• What you have to do
Which lines below contain "this"? Copy every one of them.
*** Data section
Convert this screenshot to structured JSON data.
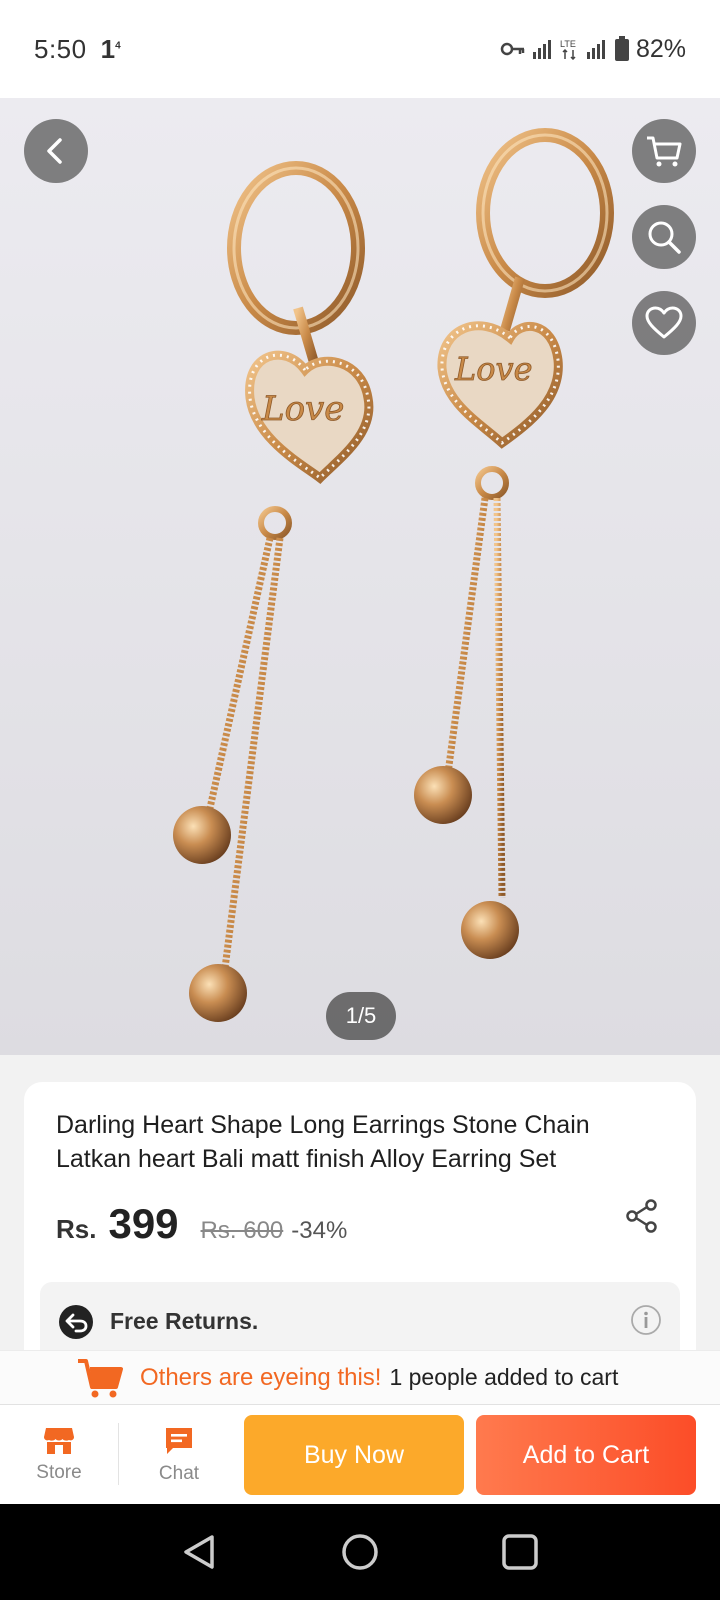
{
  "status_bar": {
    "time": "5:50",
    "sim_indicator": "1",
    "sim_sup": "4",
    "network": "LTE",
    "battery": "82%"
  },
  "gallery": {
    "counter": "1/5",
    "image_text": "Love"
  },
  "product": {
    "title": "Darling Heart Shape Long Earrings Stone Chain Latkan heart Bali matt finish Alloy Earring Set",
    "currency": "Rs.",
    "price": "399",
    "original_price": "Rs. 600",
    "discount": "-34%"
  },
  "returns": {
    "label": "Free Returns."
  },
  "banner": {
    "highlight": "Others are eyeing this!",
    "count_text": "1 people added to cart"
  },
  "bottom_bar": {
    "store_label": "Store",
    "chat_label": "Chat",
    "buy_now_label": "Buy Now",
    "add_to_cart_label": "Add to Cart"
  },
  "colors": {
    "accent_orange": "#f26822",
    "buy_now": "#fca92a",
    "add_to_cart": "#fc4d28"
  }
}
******
• Response to the exercise
Convert this screenshot to structured JSON data.
    "highlight": "Others are eyeing this!",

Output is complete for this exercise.